Nonetheless, both parties, Ulster unionist and nationalist, fought hard for the deal.

Carson, fighting with unionists about the immediate establishment of Home Rule in the aftermath of the Rising and the ceding of three Ulster counties, and the Redmondites – faced with stiff opposition from the Healyites – had to sell temporary partition to unenthusiastic Northern nationalists.

The scheme was ultimately brought down by English Tories, now in government, at the behest of southern unionists. In the literature Lloyd George’s ambiguous approach is often held responsible.

Negotiate separately

But it is difficult to believe either Irish side was unaware of the other’s position or that Lloyd George’s decision to negotiate separately was anything other than pragmatic given the experience at Buckingham Palace two years previously. His decision not to keep cabinet fully informed has also been described as a fault, but it too seems justified by some Tories’ reaction.

Constructive ambiguity was not the plan’s weakness, it was what made it possible at all.

The calculation on the nationalist side seems clear enough.
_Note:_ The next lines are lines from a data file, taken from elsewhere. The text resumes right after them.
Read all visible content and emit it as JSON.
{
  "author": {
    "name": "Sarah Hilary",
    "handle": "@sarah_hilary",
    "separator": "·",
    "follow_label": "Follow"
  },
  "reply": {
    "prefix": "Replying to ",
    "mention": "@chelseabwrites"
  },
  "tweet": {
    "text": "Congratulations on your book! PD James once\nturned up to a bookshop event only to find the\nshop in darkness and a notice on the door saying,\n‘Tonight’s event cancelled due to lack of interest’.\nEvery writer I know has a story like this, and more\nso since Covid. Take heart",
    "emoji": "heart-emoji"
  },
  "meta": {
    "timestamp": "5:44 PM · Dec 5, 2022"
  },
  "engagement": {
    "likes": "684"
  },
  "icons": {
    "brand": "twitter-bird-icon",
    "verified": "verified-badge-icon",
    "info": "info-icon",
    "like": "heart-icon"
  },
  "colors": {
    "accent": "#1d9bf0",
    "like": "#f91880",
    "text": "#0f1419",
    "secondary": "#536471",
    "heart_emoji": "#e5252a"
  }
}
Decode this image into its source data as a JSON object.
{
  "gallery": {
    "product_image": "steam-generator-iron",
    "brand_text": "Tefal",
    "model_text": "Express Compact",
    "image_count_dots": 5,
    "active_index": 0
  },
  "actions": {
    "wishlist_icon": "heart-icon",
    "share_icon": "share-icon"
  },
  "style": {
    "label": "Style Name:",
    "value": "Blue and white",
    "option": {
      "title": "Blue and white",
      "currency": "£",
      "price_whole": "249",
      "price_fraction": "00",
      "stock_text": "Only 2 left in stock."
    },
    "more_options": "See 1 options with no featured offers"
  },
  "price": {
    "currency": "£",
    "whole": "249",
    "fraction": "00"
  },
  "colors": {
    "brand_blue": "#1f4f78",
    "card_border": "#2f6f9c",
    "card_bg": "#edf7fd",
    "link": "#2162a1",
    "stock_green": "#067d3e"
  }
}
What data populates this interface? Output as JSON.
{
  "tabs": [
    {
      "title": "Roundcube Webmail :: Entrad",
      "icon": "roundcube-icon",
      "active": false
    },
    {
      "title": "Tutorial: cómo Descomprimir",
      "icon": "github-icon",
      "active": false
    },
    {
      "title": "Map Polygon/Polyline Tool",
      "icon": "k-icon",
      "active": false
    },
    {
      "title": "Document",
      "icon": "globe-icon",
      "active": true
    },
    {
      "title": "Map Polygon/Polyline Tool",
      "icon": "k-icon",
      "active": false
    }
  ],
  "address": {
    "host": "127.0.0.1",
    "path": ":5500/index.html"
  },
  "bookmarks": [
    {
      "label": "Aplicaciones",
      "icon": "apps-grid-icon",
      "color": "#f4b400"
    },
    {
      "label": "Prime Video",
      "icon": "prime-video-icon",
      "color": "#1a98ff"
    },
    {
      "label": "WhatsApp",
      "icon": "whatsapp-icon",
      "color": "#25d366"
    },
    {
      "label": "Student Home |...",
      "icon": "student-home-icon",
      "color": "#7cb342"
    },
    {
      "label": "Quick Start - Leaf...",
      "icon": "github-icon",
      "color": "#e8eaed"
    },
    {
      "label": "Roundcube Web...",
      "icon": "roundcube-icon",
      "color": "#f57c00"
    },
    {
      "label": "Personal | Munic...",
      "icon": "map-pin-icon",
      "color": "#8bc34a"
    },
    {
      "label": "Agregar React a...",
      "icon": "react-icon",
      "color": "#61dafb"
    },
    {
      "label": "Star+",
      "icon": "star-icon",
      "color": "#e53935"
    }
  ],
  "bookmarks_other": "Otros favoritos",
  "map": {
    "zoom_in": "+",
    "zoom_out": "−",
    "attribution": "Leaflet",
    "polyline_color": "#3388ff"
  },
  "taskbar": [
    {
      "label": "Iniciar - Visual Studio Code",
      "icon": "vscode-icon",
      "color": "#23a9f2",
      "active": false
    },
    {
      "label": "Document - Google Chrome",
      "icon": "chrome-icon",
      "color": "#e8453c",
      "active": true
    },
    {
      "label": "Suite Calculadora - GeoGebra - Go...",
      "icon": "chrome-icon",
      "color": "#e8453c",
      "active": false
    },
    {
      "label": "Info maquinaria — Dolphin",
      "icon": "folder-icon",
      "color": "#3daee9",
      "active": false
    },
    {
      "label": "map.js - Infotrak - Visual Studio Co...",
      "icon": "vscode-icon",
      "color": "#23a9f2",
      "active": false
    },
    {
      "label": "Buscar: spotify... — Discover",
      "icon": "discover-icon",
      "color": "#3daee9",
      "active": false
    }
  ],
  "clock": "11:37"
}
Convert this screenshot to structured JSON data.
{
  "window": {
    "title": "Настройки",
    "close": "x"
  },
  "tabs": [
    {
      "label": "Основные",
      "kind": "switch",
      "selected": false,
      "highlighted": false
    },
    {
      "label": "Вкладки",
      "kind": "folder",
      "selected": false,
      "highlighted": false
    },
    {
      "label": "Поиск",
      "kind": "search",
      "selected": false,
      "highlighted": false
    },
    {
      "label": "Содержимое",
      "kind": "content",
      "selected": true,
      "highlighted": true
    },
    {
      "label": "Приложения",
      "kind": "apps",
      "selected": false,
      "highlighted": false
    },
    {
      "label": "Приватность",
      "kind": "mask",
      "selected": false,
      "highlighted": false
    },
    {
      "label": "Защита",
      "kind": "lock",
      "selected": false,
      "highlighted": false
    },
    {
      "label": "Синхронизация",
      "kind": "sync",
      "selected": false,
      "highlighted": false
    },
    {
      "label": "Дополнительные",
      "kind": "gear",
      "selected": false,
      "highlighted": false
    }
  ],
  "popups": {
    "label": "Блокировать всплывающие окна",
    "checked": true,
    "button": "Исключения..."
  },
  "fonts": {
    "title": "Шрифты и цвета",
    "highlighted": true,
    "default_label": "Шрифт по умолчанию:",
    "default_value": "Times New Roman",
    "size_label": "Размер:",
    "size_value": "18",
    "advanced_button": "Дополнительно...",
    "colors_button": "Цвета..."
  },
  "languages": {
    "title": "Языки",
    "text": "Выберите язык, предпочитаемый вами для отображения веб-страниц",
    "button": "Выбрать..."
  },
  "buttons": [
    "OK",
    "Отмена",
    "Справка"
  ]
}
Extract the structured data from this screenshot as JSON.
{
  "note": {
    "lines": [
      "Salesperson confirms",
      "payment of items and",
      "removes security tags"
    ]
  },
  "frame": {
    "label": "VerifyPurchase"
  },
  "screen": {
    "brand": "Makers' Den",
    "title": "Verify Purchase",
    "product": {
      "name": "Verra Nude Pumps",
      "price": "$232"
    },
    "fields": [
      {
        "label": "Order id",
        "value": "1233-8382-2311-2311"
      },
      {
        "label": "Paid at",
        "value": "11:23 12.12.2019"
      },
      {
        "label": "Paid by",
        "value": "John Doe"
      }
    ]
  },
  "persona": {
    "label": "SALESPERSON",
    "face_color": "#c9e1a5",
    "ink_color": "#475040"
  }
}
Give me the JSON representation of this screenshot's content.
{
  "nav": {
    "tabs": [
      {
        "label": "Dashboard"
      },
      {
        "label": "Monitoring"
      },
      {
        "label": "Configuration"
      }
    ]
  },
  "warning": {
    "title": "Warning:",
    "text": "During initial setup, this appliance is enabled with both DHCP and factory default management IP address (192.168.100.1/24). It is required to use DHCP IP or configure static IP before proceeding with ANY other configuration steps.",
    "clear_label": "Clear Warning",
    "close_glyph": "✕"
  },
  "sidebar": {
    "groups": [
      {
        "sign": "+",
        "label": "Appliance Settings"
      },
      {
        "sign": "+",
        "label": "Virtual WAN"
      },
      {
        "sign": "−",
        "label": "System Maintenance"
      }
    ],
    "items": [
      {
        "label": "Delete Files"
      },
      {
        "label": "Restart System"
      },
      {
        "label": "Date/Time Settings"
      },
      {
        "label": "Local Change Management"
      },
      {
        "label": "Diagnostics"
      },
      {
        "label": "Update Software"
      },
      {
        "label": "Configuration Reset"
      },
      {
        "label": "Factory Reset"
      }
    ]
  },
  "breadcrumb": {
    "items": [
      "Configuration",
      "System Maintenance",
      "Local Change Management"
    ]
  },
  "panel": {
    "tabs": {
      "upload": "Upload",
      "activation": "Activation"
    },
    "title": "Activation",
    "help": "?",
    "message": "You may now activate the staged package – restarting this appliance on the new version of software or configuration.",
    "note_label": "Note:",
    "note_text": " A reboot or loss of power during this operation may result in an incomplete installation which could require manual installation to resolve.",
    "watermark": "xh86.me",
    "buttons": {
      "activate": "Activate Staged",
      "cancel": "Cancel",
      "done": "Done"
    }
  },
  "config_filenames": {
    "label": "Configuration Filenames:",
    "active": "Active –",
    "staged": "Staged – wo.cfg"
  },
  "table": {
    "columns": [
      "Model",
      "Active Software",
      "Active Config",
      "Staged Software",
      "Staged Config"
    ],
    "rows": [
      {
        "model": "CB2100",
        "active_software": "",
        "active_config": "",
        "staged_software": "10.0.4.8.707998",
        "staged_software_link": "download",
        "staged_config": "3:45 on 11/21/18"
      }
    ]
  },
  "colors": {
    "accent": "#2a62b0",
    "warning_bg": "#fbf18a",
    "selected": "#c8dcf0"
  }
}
Establish the Home Rule Parliament and see what happens. It was to be the game changer Redmond so badly needed given the decline in his standing since the war began – further undermined by the British response to the Rising. For the Irish Party this was the last throw of the dice. The best way to persuade unionism was to show it the Home Rule Parliament in action.

But for all his burgeoning unpopularity Redmond was a genuine 32-county man. His unpopular positions during the war were taken on two bases: the need to keep the British sweet to deliver on Home Rule and his view that, in the long term, fighting together would bring a divided Ireland, nationalist and unionist, closer together.

So come forward 100 years and compare Redmond’s position with that articulated recently by Gerry Adams on the difficulties Brexit causes in Northern Ireland.

While Sinn Féin, he said, remained committed to the Republic and a unitary state he was open to looking at other arrangements in an “interim and transitional” fashion.


Adams argued there was an obligation on the Southern State to think about how to make Irish unity more “attractive” for unionists, albeit not exclusively for unionists – a recognition of the challenge involved in persuading the South to consider unity as a viable proposition.

This year we commemorate the Easter Rising as a stepping stone on the road to the establishment of the Irish State. That is right and proper.

But the Rising effectively marked the beginning of the end of a search for an all-island solution. As the Irish position became more committed to advanced separation from Britain, the possibilities of any arrangement with Ulster diminished. The Lloyd George initiative of 1916 was possibly the closest we got to an arrangement that might have kept all those balls in the air.

Adams will not like the comparison with Redmond, and it should not be overstated, but there are similarities. The position he adopts is arguably more advanced than that of the New Ireland Forum, the last time these issues were discussed by nationalism.

The difficulty is that while Redmond was open to a more positive association with Britain, Adams is not. Nor is he alone in that. Redmond, like Parnell before him, had underestimated the attachment of unionism to its British identity. But it is well established now. The challenge, post-Good Friday agreement and the consent principle, is how that British identity can be reconciled with a republican view that nothing positive emerged from our past membership of the UK?

It is a while since the Irish State or politicians grappled with these issues. We talk about the financial obstacles to unity but surely when there is a will a way can be found. It might be that we find the cult- ural challenge too demanding?

Redmond will be 100 years dead in 2018. The issues he grappled unsuccessfully with are no less complex today. No generation of Southern republicans has resolved them and Adams is grappling with them now. Redmond dealt with them in honour and in good faith, and remained committed to being a persuader for an all-island settlement. In the end Redmond failed, but he has not been alone in that.

Rónán O’Brien was a political adviser to the last government